  • Coding

    Bjarne on C++11

    I saw this keynote quite a while ago, and I still refer to it sometimes, even though its almost 3 years old now. Its a good whirlwind tour of the advances in C++11.

  • Coding

    More Usable Code By Avoiding Two Step Objects

    Two step initialization is harmful to the objects that you write because it obfuscates the dependencies of the object, and makes the object harder to use. Harder to use Consider a header and some usage code: struct Monkey { Monkey(); void set_banana(std::shared_ptr const& banana); void munch_banana(); private: std::shared_ptr const& banana; }; int main(int argc, char** argv) { Monkey jim; jim.munch_banana(); ... } Now jim.munch_banana(); could be a valid line to call, but the reader of the interface isn’t really assured that it is if the writer wrote the object with two step initialization. If the implementation is: Monkey::Monkey() : banana{nullptr} { } void Monkey::set_banana(std::shared_ptr const& b) { banana = b;…

  • Coding

    Bad Metaphysics Costs Maintainability

    I find myself doing a lot of metaphysical thinking in my day to day work as a coder. Objects that are cohesive and are valid metaphysical analogues to common experiences make it much easier to read, understand, and fix existing code. Taking an example: struct ServiceQueue { void place_customer_at_back(); void service_front_customer(); }; This class maps well to a physical problem we encounter frequently in our day to day lives; customer service at a bank teller window, perhaps, or ordering a hamburger at fast food chain. Taking things to the realm of computers, ServiceQueue also maps to many computer problems pretty well as well. A packet arrives over the network, and…

  • Coding,  mir

    A few years of Mir TDD
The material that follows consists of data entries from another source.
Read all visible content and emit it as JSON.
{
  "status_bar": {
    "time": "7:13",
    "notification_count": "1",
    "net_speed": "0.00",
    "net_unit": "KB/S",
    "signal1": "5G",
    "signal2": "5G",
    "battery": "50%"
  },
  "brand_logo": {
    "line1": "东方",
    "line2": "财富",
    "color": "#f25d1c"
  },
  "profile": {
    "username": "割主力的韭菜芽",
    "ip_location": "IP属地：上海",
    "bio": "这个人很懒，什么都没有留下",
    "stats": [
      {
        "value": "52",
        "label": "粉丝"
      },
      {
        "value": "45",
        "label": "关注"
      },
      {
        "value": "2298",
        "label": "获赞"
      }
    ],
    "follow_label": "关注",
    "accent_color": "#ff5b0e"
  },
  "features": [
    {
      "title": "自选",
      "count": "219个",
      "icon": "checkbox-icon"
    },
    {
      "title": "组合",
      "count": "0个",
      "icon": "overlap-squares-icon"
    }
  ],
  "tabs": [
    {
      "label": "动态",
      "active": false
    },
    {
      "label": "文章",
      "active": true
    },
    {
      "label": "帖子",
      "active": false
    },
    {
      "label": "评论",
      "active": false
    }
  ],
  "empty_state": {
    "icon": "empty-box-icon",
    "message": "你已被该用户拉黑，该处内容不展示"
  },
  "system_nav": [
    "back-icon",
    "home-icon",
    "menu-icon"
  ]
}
    We started the Mir project a few years ago guided around the principles in the book, Growing Object Oriented Software Guided by Tests. I recommend a read, especially if you’ve never been exposed to “Test-driven development” Compared to other projects that I’ve worked on, I find that as a greenfield  TDD project Mir has really benefitted from the TDD process in terms of ease of development, and reliability. Just a few quick thoughts: I’ve found the mir code to be ready to ship as soon as code lands. There’s very little going back and figuring out how the new feature has caused regressions in other parts of the code. There’s…